‘Converted to a cat’

Petrarch's mummified cat

The most famous apocyrphal cat of the Renaissance?**
Petrarch’s mummified cat at Casa del Petrarca.

In honour of World Cat Day, I did a quick search on the fabulous Early English Books Online to see if cats were ever described as agents of conversion, in the same way as were their enemies (or at least their sometime prey) fish. Continue reading

‘Go your ways for an Apostata’: the converting Courtesan


van Honthorst, Smiling Girl, a Courtesan, Holding an Obscene Image, 1625

I’m really delighted to have been given the chance to contribute to the Dutch Courtesan project, an all-singing, all-dancing (and all-acting) web resource that has accompanied and informed a brilliant recent production of the play here at the University of York.

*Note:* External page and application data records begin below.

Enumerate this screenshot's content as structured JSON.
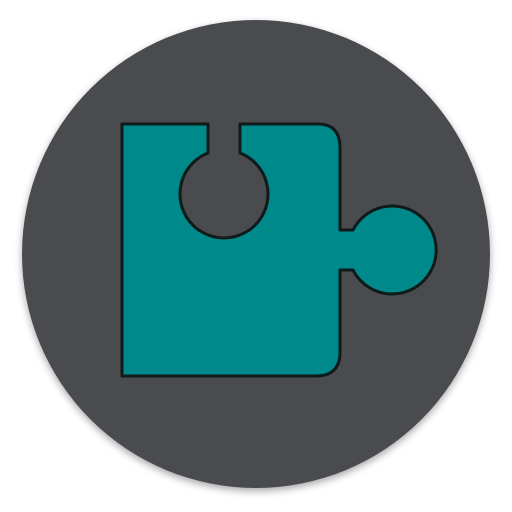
{
  "icon": {
    "name": "puzzle-piece-icon",
    "background_color": "#4a4b4f",
    "shadow_color": "#3a3b3e",
    "piece_color": "#00898a",
    "outline_color": "#0f1a1a"
  }
}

My interest in the play was piqued by one peculiar phrase, in which the title character declares: ‘Mine body must turn Turk for twopence’. Intrigued by this glimpse of an Islamic conversion, I began to explore the connections between religion and inconstancy that underpin this difficult, but intensely rewarding, drama. To find out more about my conclusions, read my article on the Dutch Courtesan project website.

Staging Conversion in the New World

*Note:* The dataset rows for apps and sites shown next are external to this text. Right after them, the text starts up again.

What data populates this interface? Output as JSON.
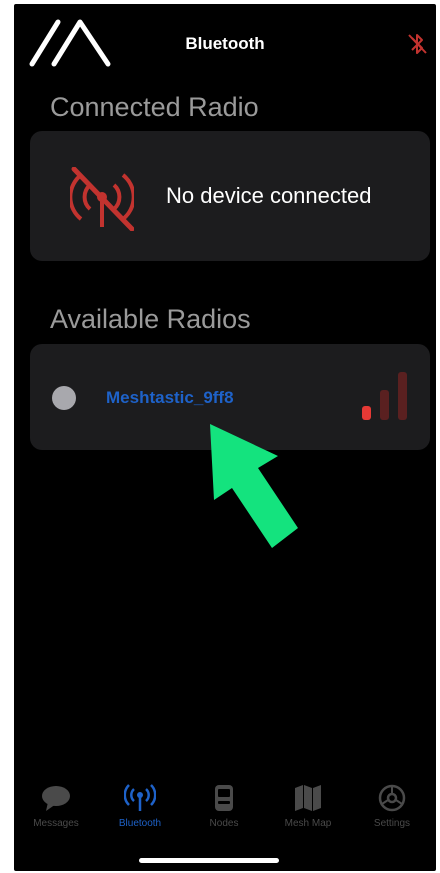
{
  "header": {
    "title": "Bluetooth",
    "logo_icon": "meshtastic-logo-icon",
    "status_icon": "bluetooth-disconnected-icon"
  },
  "connected_section": {
    "title": "Connected Radio",
    "status_text": "No device connected",
    "icon": "antenna-slash-icon"
  },
  "available_section": {
    "title": "Available Radios",
    "devices": [
      {
        "name": "Meshtastic_9ff8",
        "signal_level": 1,
        "signal_max": 3
      }
    ]
  },
  "tabs": [
    {
      "label": "Messages",
      "icon": "message-bubble-icon",
      "active": false
    },
    {
      "label": "Bluetooth",
      "icon": "antenna-icon",
      "active": true
    },
    {
      "label": "Nodes",
      "icon": "device-icon",
      "active": false
    },
    {
      "label": "Mesh Map",
      "icon": "map-icon",
      "active": false
    },
    {
      "label": "Settings",
      "icon": "gear-icon",
      "active": false
    }
  ],
  "colors": {
    "background": "#000000",
    "card": "#1c1c1e",
    "accent": "#1e62c9",
    "alert": "#c2332f",
    "arrow": "#14e37e"
  }
}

The conquering of the Mexican mainland by Hernán Cortés was accompanied by a systematic programme of conversion of the native peoples undertaken by the Catholic Church. This began in 1524 with the arrival of 12 Franciscan friars who self-concsciously styled themselves as the descendants of Christ’s 12 apostles. The theatrical nature of their efforts to convert the Aztecs began with Cortés’ initial greeting upon their arrival in Tenochtitlán (Mexico City). He kneeled to kiss their hands and garments, immediately signalling his subservience to the friars, a powerful image for the native peoples who had ascribed to Cortés the role of Quetzalcoátl, the feathered serpent god who had a close association with the Aztec priesthood.  Continue reading